TASK BRIEF: From the entries below, copy every line where the string "chevron" appears.

DATASET RECORDS:
# # # # # # #

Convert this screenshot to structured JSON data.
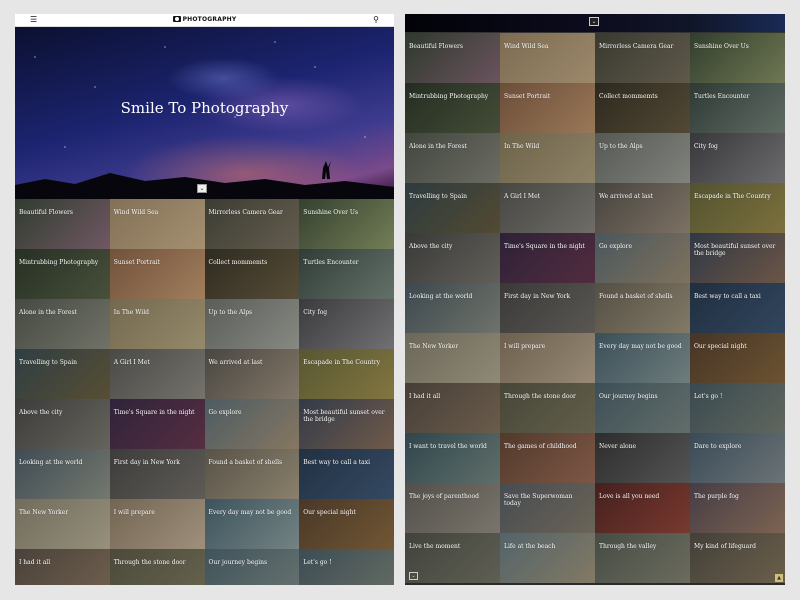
{
  "brand": {
    "name": "PHOTOGRAPHY"
  },
  "hero": {
    "title": "Smile To Photography"
  },
  "icons": {
    "menu": "hamburger-menu-icon",
    "search": "search-icon",
    "scroll_down": "chevron-down-icon",
    "scroll_up": "chevron-up-icon",
    "logo": "camera-icon"
  },
  "left_tiles": [
    {
      "label": "Beautiful Flowers",
      "c1": "#3b4a3a",
      "c2": "#8a6b7a"
    },
    {
      "label": "Wind Wild Sea",
      "c1": "#a08a6a",
      "c2": "#c9b08a"
    },
    {
      "label": "Mirrorless Camera Gear",
      "c1": "#4a4a3e",
      "c2": "#7a7260"
    },
    {
      "label": "Sunshine Over Us",
      "c1": "#40503a",
      "c2": "#8e9a6a"
    },
    {
      "label": "Mintrubbing Photography",
      "c1": "#2f3a2c",
      "c2": "#586347"
    },
    {
      "label": "Sunset Portrait",
      "c1": "#8a6448",
      "c2": "#c59a72"
    },
    {
      "label": "Collect mommemts",
      "c1": "#3a3528",
      "c2": "#6a5e44"
    },
    {
      "label": "Turtles Encounter",
      "c1": "#3c4a44",
      "c2": "#7a8a80"
    },
    {
      "label": "Alone in the Forest",
      "c1": "#555a50",
      "c2": "#8a8c80"
    },
    {
      "label": "In The Wild",
      "c1": "#8c8060",
      "c2": "#b7a883"
    },
    {
      "label": "Up to the Alps",
      "c1": "#6e726c",
      "c2": "#a5a8a0"
    },
    {
      "label": "City fog",
      "c1": "#48484c",
      "c2": "#8a8a8e"
    },
    {
      "label": "Travelling to Spain",
      "c1": "#3a4c52",
      "c2": "#6b6040"
    },
    {
      "label": "A Girl I Met",
      "c1": "#5a5a56",
      "c2": "#8f8c84"
    },
    {
      "label": "We arrived at last",
      "c1": "#5a5650",
      "c2": "#a09280"
    },
    {
      "label": "Escapade in The Country",
      "c1": "#6a6a3e",
      "c2": "#a0904e"
    },
    {
      "label": "Above the city",
      "c1": "#4a4a48",
      "c2": "#7c7a72"
    },
    {
      "label": "Time's Square in the night",
      "c1": "#3a2c48",
      "c2": "#6a3850"
    },
    {
      "label": "Go explore",
      "c1": "#5e7078",
      "c2": "#a49278"
    },
    {
      "label": "Most beautiful sunset over the bridge",
      "c1": "#3e4858",
      "c2": "#8a6e5a"
    },
    {
      "label": "Looking at the world",
      "c1": "#4e5c66",
      "c2": "#8e9488"
    },
    {
      "label": "First day in New York",
      "c1": "#4a4a48",
      "c2": "#74706a"
    },
    {
      "label": "Found a basket of shells",
      "c1": "#6c6658",
      "c2": "#a89c84"
    },
    {
      "label": "Best way to call a taxi",
      "c1": "#2a3c52",
      "c2": "#405a78"
    },
    {
      "label": "The New Yorker",
      "c1": "#8a8470",
      "c2": "#b8b098"
    },
    {
      "label": "I will prepare",
      "c1": "#8c7c64",
      "c2": "#c2b098"
    },
    {
      "label": "Every day may not be good",
      "c1": "#4a6672",
      "c2": "#8ea0a0"
    },
    {
      "label": "Our special night",
      "c1": "#5a4430",
      "c2": "#8a6a40"
    },
    {
      "label": "I had it all",
      "c1": "#5a5048",
      "c2": "#8a7660"
    },
    {
      "label": "Through the stone door",
      "c1": "#5c5a48",
      "c2": "#7e7a60"
    },
    {
      "label": "Our journey begins",
      "c1": "#4e6670",
      "c2": "#7e8c88"
    },
    {
      "label": "Let's go !",
      "c1": "#4a5e68",
      "c2": "#7c8478"
    }
  ],
  "right_tiles": [
    {
      "label": "Beautiful Flowers",
      "c1": "#3b4a3a",
      "c2": "#8a6b7a"
    },
    {
      "label": "Wind Wild Sea",
      "c1": "#a08a6a",
      "c2": "#c9b08a"
    },
    {
      "label": "Mirrorless Camera Gear",
      "c1": "#4a4a3e",
      "c2": "#7a7260"
    },
    {
      "label": "Sunshine Over Us",
      "c1": "#40503a",
      "c2": "#8e9a6a"
    },
    {
      "label": "Mintrubbing Photography",
      "c1": "#2f3a2c",
      "c2": "#586347"
    },
    {
      "label": "Sunset Portrait",
      "c1": "#8a6448",
      "c2": "#c59a72"
    },
    {
      "label": "Collect mommemts",
      "c1": "#3a3528",
      "c2": "#6a5e44"
    },
    {
      "label": "Turtles Encounter",
      "c1": "#3c4a44",
      "c2": "#7a8a80"
    },
    {
      "label": "Alone in the Forest",
      "c1": "#555a50",
      "c2": "#8a8c80"
    },
    {
      "label": "In The Wild",
      "c1": "#8c8060",
      "c2": "#b7a883"
    },
    {
      "label": "Up to the Alps",
      "c1": "#6e726c",
      "c2": "#a5a8a0"
    },
    {
      "label": "City fog",
      "c1": "#48484c",
      "c2": "#8a8a8e"
    },
    {
      "label": "Travelling to Spain",
      "c1": "#3a4c52",
      "c2": "#6b6040"
    },
    {
      "label": "A Girl I Met",
      "c1": "#5a5a56",
      "c2": "#8f8c84"
    },
    {
      "label": "We arrived at last",
      "c1": "#5a5650",
      "c2": "#a09280"
    },
    {
      "label": "Escapade in The Country",
      "c1": "#6a6a3e",
      "c2": "#a0904e"
    },
    {
      "label": "Above the city",
      "c1": "#4a4a48",
      "c2": "#7c7a72"
    },
    {
      "label": "Time's Square in the night",
      "c1": "#3a2c48",
      "c2": "#6a3850"
    },
    {
      "label": "Go explore",
      "c1": "#5e7078",
      "c2": "#a49278"
    },
    {
      "label": "Most beautiful sunset over the bridge",
      "c1": "#3e4858",
      "c2": "#8a6e5a"
    },
    {
      "label": "Looking at the world",
      "c1": "#4e5c66",
      "c2": "#8e9488"
    },
    {
      "label": "First day in New York",
      "c1": "#4a4a48",
      "c2": "#74706a"
    },
    {
      "label": "Found a basket of shells",
      "c1": "#6c6658",
      "c2": "#a89c84"
    },
    {
      "label": "Best way to call a taxi",
      "c1": "#2a3c52",
      "c2": "#405a78"
    },
    {
      "label": "The New Yorker",
      "c1": "#8a8470",
      "c2": "#b8b098"
    },
    {
      "label": "I will prepare",
      "c1": "#8c7c64",
      "c2": "#c2b098"
    },
    {
      "label": "Every day may not be good",
      "c1": "#4a6672",
      "c2": "#8ea0a0"
    },
    {
      "label": "Our special night",
      "c1": "#5a4430",
      "c2": "#8a6a40"
    },
    {
      "label": "I had it all",
      "c1": "#5a5048",
      "c2": "#8a7660"
    },
    {
      "label": "Through the stone door",
      "c1": "#5c5a48",
      "c2": "#7e7a60"
    },
    {
      "label": "Our journey begins",
      "c1": "#4e6670",
      "c2": "#7e8c88"
    },
    {
      "label": "Let's go !",
      "c1": "#4a5e68",
      "c2": "#7c8478"
    },
    {
      "label": "I want to travel the world",
      "c1": "#3e5a62",
      "c2": "#7a8e88"
    },
    {
      "label": "The games of childhood",
      "c1": "#6a4a38",
      "c2": "#a0705a"
    },
    {
      "label": "Never alone",
      "c1": "#3a3a3a",
      "c2": "#6c6c6c"
    },
    {
      "label": "Dare to explore",
      "c1": "#4a6070",
      "c2": "#8a9498"
    },
    {
      "label": "The joys of parenthood",
      "c1": "#6a6660",
      "c2": "#9c968a"
    },
    {
      "label": "Save the Superwoman today",
      "c1": "#5a6268",
      "c2": "#8a8070"
    },
    {
      "label": "Love is all you need",
      "c1": "#5a2a28",
      "c2": "#9a4a3c"
    },
    {
      "label": "The purple fog",
      "c1": "#5a4e5a",
      "c2": "#a08068"
    },
    {
      "label": "Live the moment",
      "c1": "#54564c",
      "c2": "#7a7a6c"
    },
    {
      "label": "Life at the beach",
      "c1": "#6a8088",
      "c2": "#a89c80"
    },
    {
      "label": "Through the valley",
      "c1": "#5a6258",
      "c2": "#8a8a78"
    },
    {
      "label": "My kind of lifeguard",
      "c1": "#56524a",
      "c2": "#8a7a60"
    }
  ]
}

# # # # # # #

PROBLEM SOLUTION:
    "scroll_down": "chevron-down-icon",
    "scroll_up": "chevron-up-icon",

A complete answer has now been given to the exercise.